It was very disappointing because I lost on a split decision because she was aggressive even though I blocked a lot of her shots. Someone told me afterward that California likes aggression. I was landing most of my shots and her face was all busted up. I looked fine that night.
I was so nervous I didn’t sleep the night before. In my life I’ve always wrestled with self-confidence. I put in all this time training and the person I had training me at the time didn’t show up to the fight. I had two friends with me in my corner and a guy from Wildcard to help wrap my hands. I know when I stepped in there I wasn’t as confident as I could or should have been.
My last fight I had the best time which is why I’m so disappointed I haven’t been able to get another fight. There are new things I’ve been working on in the gym.
Beats, Boxing & Mayhem: Some fighters have told me they get off on seeing the damage they inflict in the ring. What stimulates you in the ring?
Lawson: It does feel good to land a very good punch. To me, it’s being able to slip the punches. In my last fight I did that and came back with three punch combinations. My trainer is Eric Brown who also trains Peter Quillin, who fought recently on HBO. He’s from Detroit and treats me like one of the guys. He has certain combinations he teaches all of us. One of his things is the jab. I’m tall and really long so everything works off that. We’ve worked on the jab, stepping in with the uppercut; throw a quick hook and then the right hand.
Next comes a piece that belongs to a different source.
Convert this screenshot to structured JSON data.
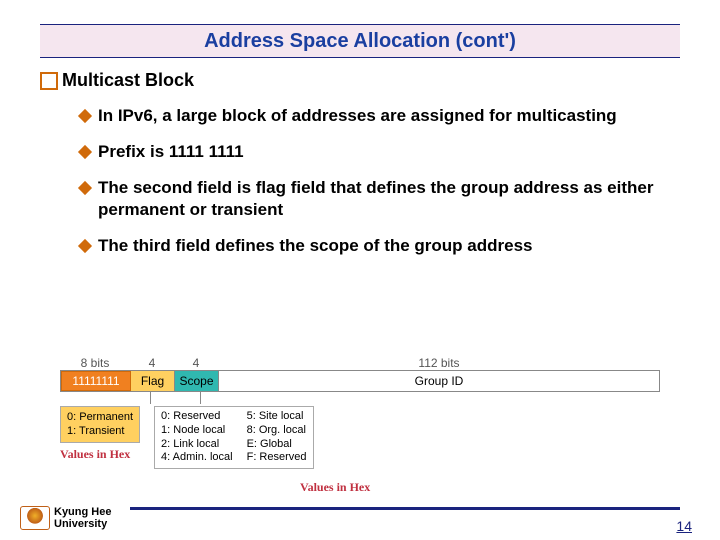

In order to do that you have to be really fast and confident that those first three left hand punches are gonna land to set up the right hand, my money punch. There was a point in my last fight I was able to do that and it was the best feeling in the whole world. With any true boxer that’s probably going to be the answer. You want to hit people but you don’t really want to hurt them. I know that doesn’t make a whole lot of sense but you know what the game is. Most boxers don’t go in there to tear someone’s head off.
Beats, Boxing & Mayhem: Switching gears, what are your music tastes?
Lawson: It’s funny because I don’t like really aggressive music when I’m working out. I prefer melodic, R&B and pop. Of course I listen to Jay-Z, Kanye, Eminem and the basics. I noticed you’re friends with Murs who is one of my dearest friends in the whole world. I love his music. I like Kendrick Lamar, Dom Kennedy and the LA basics. My dirty little secret is that I’m the biggest Jeezy fan on the planet. I love him. [laughs] My first fight I came out to a Jeezy song.
Beats, Boxing & Mayhem: Knowing your take on how women are treated in boxing, how do you feel about your gender’s representation in Hip-Hop?
Lawson: I’m torn on that. On one hand I do like some of the most ignorant Hip-Hop ever. Murs would confirm this. You don’t want to tell an artist what they can or cannot say. I’d like to see artists be a little bit more conscious of what they’re doing and saying to their peers. It’s a fine line, but I feel like it’s almost happening now. There’s a wave of rappers if you read the lyrics you can see the respect to the women who raised them and who they are with. I’d like to see a place in society in general where men would feel comfortable talking about the fact they love women and the reasons why.
Check back in Christmas Eve (December 24) for part two as Holly Lawson gives her take on friend Manny Pacquiao’s contract issues with Floyd Mayweather, old vs. new fighters, and her favorite fights of all time. Follow her on Twitter @lilbearlawson.